Documentation is key in a remote onboarding process. Everything needs to be written somewhere and well organized. It ensures that critical information, processes, and procedures are properly communicated, reducing dependency on verbal instructions and minimizing the risk of information loss. It helps new employees understand the company's operations, policies, and best practices more quickly.
At Rollee, we created a Welcome Board (using Notion) where important information is gathered about the company, the internal policies and our tools.
To help a new employee’s integration, we established a “buddy program” at Rollee. It is a good way to create a connection between the new employee and a colleague on the first day. A buddy is someone who’s a champion of the company’s culture, who understands the company’s mission and wants to help new hires get excited about working there.

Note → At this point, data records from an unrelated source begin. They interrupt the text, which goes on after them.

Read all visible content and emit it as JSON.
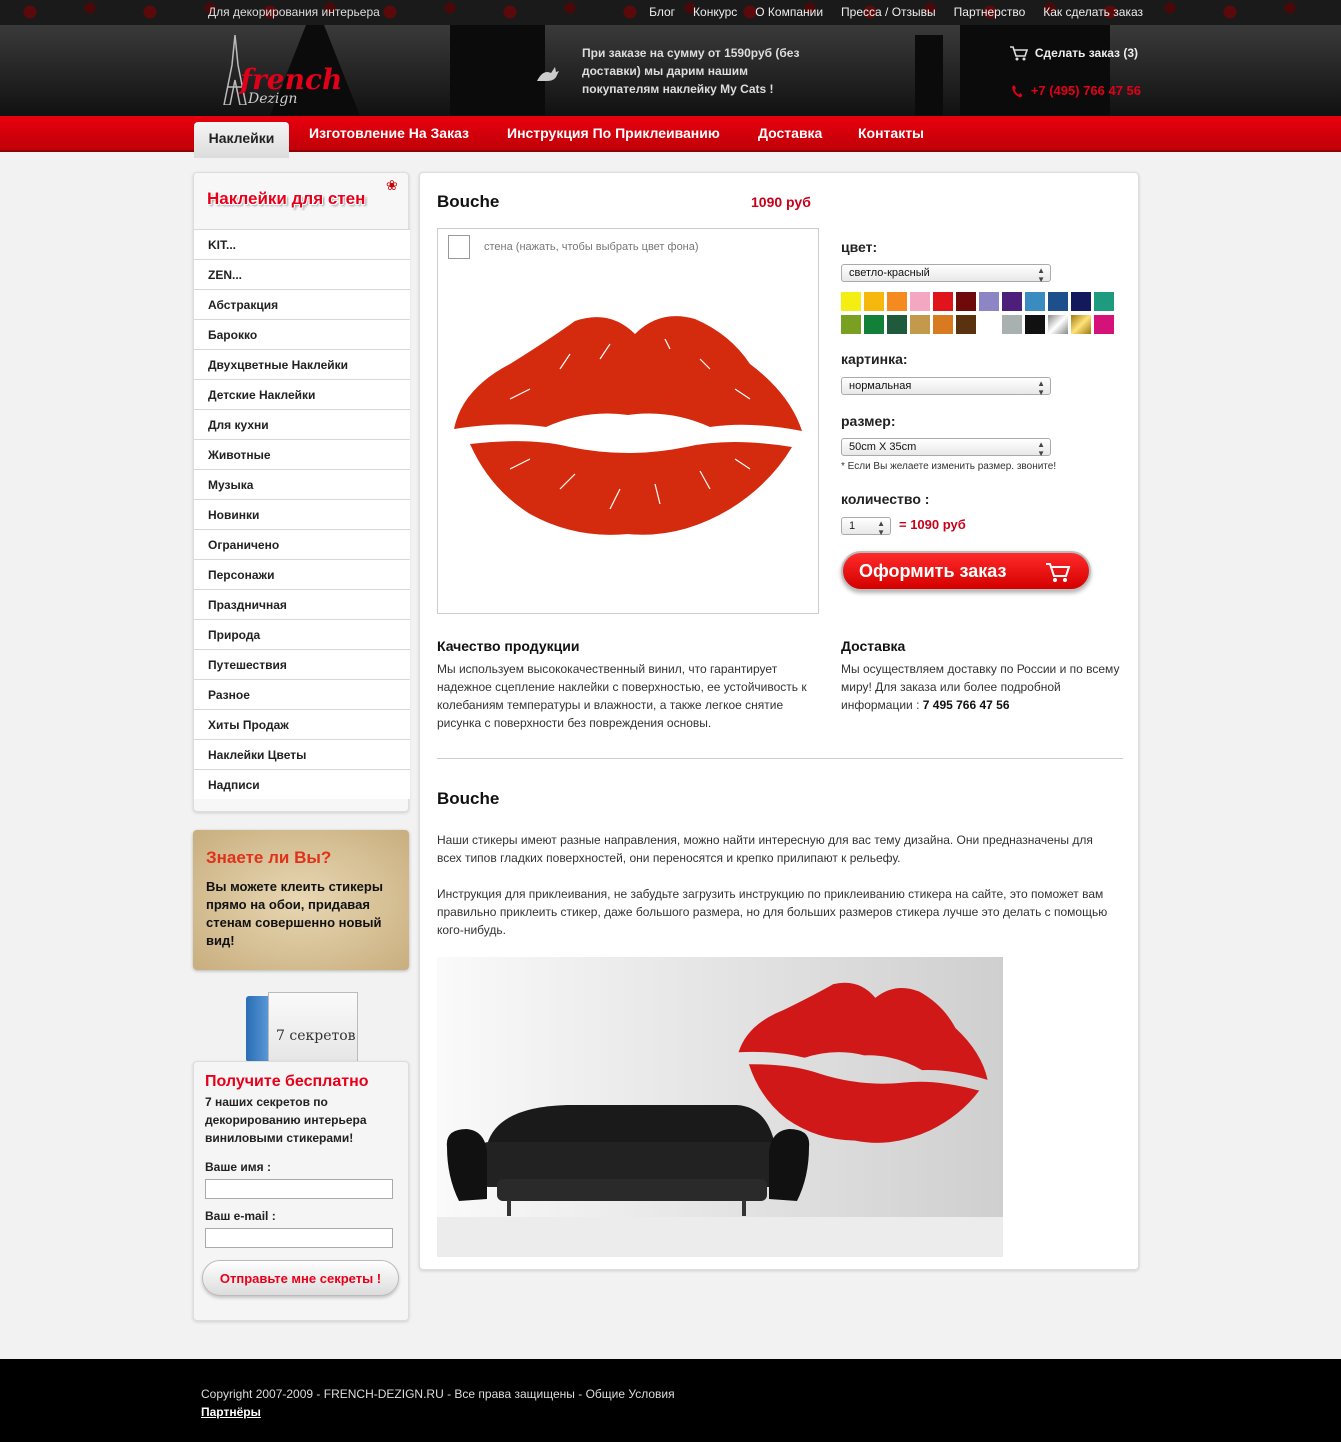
{
  "topbar": {
    "tagline": "Для декорирования интерьера",
    "links": [
      "Блог",
      "Конкурс",
      "О Компании",
      "Пресса / Отзывы",
      "Партнерство",
      "Как сделать заказ"
    ]
  },
  "header": {
    "logo_main": "french",
    "logo_sub": "Dezign",
    "promo": "При заказе на сумму от 1590руб (без доставки) мы дарим нашим покупателям наклейку My Cats !",
    "cart": "Сделать заказ (3)",
    "phone": "+7 (495) 766 47 56"
  },
  "nav": {
    "active": "Наклейки",
    "items": [
      "Изготовление На Заказ",
      "Инструкция По Приклеиванию",
      "Доставка",
      "Контакты"
    ]
  },
  "sidebar": {
    "title": "Наклейки для стен",
    "categories": [
      "KIT...",
      "ZEN...",
      "Абстракция",
      "Барокко",
      "Двухцветные Наклейки",
      "Детские Наклейки",
      "Для кухни",
      "Животные",
      "Музыка",
      "Новинки",
      "Ограничено",
      "Персонажи",
      "Праздничная",
      "Природа",
      "Путешествия",
      "Разное",
      "Хиты Продаж",
      "Наклейки Цветы",
      "Надписи"
    ],
    "know_title": "Знаете ли Вы?",
    "know_text": "Вы можете клеить стикеры прямо на обои, придавая стенам совершенно новый вид!",
    "book_label": "7 секретов",
    "signup_title": "Получите бесплатно",
    "signup_text": "7 наших секретов по декорированию интерьера виниловыми стикерами!",
    "name_label": "Ваше имя :",
    "email_label": "Ваш e-mail :",
    "send_button": "Отправьте мне секреты !"
  },
  "product": {
    "title": "Bouche",
    "price": "1090 руб",
    "wall_hint": "стена (нажать, чтобы выбрать цвет фона)",
    "color_label": "цвет:",
    "color_value": "светло-красный",
    "picture_label": "картинка:",
    "picture_value": "нормальная",
    "size_label": "размер:",
    "size_value": "50cm X 35cm",
    "size_note": "* Если Вы желаете изменить размер. звоните!",
    "qty_label": "количество :",
    "qty_value": "1",
    "qty_total": "= 1090 руб",
    "order_button": "Оформить заказ",
    "swatches": [
      "#f4ee12",
      "#f6b80c",
      "#f58a1f",
      "#f4a7c0",
      "#e0151b",
      "#6e0a0a",
      "#8c86c4",
      "#4d1f7a",
      "#3a8cc0",
      "#1d4f8c",
      "#14195c",
      "#1e9a7e",
      "#7aa022",
      "#13803a",
      "#1f5a3c",
      "#c39a4c",
      "#d87a20",
      "#5a3210",
      "#ffffff",
      "#a9b0b0",
      "#111111",
      "#c0c0c0",
      "#c8a818",
      "#d4127a"
    ]
  },
  "info": {
    "quality_title": "Качество продукции",
    "quality_text": "Мы используем высококачественный винил, что гарантирует надежное сцепление наклейки с поверхностью, ее устойчивость к колебаниям температуры и влажности, а также легкое снятие рисунка с поверхности без повреждения основы.",
    "delivery_title": "Доставка",
    "delivery_text": "Мы осуществляем доставку по России и по всему миру! Для заказа или более подробной информации :",
    "delivery_phone": "7 495 766 47 56"
  },
  "description": {
    "title": "Bouche",
    "p1": "Наши стикеры имеют разные направления, можно найти интересную для вас тему дизайна. Они предназначены для всех типов гладких поверхностей, они переносятся и крепко прилипают к рельефу.",
    "p2": "Инструкция для приклеивания, не забудьте загрузить инструкцию по приклеиванию стикера на сайте, это поможет вам правильно приклеить стикер, даже большого размера, но для больших размеров стикера лучше это делать с помощью кого-нибудь."
  },
  "footer": {
    "copyright": "Copyright 2007-2009 - FRENCH-DEZIGN.RU - Все права защищены - Общие Условия",
    "partners": "Партнёры"
  },
  "colors": {
    "accent": "#e8001a",
    "lips": "#d42a0e"
  }
}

We select someone who isn’t going to work in the same team as the newcomer to create a bond between the different teams.
The role of a buddy is to have informal chats with the new employee during their first weeks. It helps socializing, understanding the culture and the informal rules, and asking questions that they are less comfortable asking their manager.
The buddy program is even more important in a remote company, as the newcomer can’t have coffee chats and informal interactions with colleagues. At Rollee, we are lucky to have employees from so many different nationalities and who live all over the world. We always try to select a buddy who is located in a different country to mix cultures.
We are proud to say that our process works and brings good results since we put it in place in September 2022. How do we know it’s really working? We can only be certain by measuring it. So, we set up specific KPIs to follow our policy's success.
The feedback survey is answered by all the newcomers. It has 10 questions about the following topics: their global satisfaction of the onboarding process, their level of stress before their first day, the connections with the colleagues, the communication systems at Rollee, the understanding of their role, what they liked the most about their onboarding and the elements that need to be improved.
We review the results every quarter, and make sure we take into account all the feedback we receive to constantly improve our process and be excellent in onboarding newcomers. For example, during Q2 of 2023, we got the global satisfaction rate of 4.66 / 5.
Every 6 months, I schedule one on one with each member of the team to get their feedback on our People processes. Onboarding is one of them, and I make sure to ask them how we can improve. Yes it’s important to get feedback from the new employee but also from employees who take time and energy in onboarding them.
Every 6 months, we also do a satisfaction survey, called eNPS (employee Net Promoter Score), where employees tell us how likely they are to recommend Rollee as a workplace to a friend or colleague. They also tell us what we do well, and how we can improve their experience. This way, we can identify the improvements needed on the onboarding process and take actions.
Are you thinking of implementing or improving an onboarding process in your company? Reach out and we will happily share more details about our process with you!